Russia abandoned plans to merge natural gas giant Gazprom with the state-owned Rosneft oil company on Tuesday, forcing it to come up with another means to take control of the world's largest gas producer.
The merger had been officially announced in September as the way for the state to receive a majority stake in Gazprom.
That would serve as the hotly awaited trigger for the company's remaining shares to be fully available to foreign investors — providing a much-needed boost to investment confidence battered by the politically charged dismantling of Russia's onetime top oil producer Yukos.
Gazprom said the government would acquire the 10.7 percent block required to lift its stake above 50 percent by paying cash for the shares.

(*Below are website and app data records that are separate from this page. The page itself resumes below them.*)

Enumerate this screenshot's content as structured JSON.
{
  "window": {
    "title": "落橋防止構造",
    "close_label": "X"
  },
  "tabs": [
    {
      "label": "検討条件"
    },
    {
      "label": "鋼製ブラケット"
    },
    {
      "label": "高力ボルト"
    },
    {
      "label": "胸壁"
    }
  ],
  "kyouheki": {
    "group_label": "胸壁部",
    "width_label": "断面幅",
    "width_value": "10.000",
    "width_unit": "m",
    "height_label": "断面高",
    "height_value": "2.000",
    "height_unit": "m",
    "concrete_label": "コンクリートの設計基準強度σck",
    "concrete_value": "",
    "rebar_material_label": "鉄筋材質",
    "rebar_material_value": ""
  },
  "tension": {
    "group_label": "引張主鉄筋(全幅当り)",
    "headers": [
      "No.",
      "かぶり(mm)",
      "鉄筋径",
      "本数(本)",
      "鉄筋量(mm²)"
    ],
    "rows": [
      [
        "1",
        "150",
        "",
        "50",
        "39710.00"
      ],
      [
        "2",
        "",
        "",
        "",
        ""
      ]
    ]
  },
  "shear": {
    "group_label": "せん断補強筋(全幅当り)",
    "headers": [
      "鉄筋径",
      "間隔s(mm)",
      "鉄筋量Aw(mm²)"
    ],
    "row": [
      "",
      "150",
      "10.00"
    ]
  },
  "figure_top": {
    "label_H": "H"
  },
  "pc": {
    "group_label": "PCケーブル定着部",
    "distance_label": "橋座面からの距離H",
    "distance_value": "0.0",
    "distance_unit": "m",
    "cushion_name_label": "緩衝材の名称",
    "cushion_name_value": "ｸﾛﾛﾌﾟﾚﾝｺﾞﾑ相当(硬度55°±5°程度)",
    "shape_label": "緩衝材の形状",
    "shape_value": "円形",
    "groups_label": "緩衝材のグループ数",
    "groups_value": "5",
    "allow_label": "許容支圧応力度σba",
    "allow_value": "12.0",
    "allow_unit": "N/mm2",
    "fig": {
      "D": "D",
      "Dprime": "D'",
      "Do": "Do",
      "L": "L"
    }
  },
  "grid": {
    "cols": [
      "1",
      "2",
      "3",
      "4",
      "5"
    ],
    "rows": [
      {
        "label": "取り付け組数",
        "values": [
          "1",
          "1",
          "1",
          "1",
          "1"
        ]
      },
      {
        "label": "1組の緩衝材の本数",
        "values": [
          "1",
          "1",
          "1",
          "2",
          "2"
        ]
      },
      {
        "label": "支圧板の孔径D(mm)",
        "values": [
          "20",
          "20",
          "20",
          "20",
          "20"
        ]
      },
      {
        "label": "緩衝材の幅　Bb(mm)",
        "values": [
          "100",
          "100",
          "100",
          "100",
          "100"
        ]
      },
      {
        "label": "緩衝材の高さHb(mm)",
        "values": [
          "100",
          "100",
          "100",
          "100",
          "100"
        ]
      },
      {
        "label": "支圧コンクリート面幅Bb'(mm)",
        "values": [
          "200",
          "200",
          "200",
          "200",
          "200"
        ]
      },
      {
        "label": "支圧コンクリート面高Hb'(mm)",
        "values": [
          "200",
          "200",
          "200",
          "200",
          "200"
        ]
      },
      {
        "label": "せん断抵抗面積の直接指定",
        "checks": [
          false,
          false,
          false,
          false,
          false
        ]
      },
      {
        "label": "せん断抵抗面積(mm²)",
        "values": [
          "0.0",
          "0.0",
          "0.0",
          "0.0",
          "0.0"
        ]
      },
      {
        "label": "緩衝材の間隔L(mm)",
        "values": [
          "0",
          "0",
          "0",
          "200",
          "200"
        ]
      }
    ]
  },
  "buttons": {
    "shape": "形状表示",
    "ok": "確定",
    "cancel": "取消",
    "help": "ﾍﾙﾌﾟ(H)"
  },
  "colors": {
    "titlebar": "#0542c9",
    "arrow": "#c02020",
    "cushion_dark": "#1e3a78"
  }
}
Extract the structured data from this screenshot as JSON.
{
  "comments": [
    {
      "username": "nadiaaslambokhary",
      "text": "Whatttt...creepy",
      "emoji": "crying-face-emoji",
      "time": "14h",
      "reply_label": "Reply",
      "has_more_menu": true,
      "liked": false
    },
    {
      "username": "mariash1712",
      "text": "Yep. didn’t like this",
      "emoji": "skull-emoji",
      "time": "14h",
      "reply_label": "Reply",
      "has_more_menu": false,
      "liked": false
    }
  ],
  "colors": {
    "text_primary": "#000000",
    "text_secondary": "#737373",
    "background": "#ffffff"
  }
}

Analysts have said the stake could cost about $6 billion, according to Dow Jones Newswires.
The Economic Development Ministry clarified that the government would raise the money on the international capital markets, and settle these debts subsequently by selling off some of its 100-percent stake in Rosneft in an initial public offering.
"In this way, the state will become the direct owner of a controlling stake in Gazprom and a controlling stake in Rosneft," the ministry said.
The removal of restrictions on owning Gazprom shares would be finalized in September, Interfax reported, citing Gazprom board member Boris Fyodorov. A source in the company said this timeframe "could be trusted."
Gazprom shares closed higher on Moscow's RTS exchange.
The merger plans were thrown off course by Rosneft's acquisition last year of Yuganskneftegaz, the main production unit of Yukos that was auctioned off by the state to meet part of Yukos' multibillion-dollar back taxes bill.
Observers suggested that Rosneft management thereafter did not want to continue the merger because it would lose control of the massive cash flow from Yuganskneftegaz, which produces a million barrels a day — the same as OPEC member Indonesia.
Analysts had suggested that a cash deal — which had been rumored but not confirmed previously — would be welcome as a simpler way for the state to take a control of Gazprom.
Yuganskneftegaz was purchased at the auction by a shadowy shell company, which was acquired by Rosneft a few days later.
Chris Weafer, chief strategist at Moscow's Alfa Bank, said he expected foreign funds to pour some $6 billion into Gazprom as a result of its weighting changing in emerging market benchmark ratings from the share liberalization.
The hope in the Kremlin was that "the announcement would balance the damage done by the Yukos affair," he said.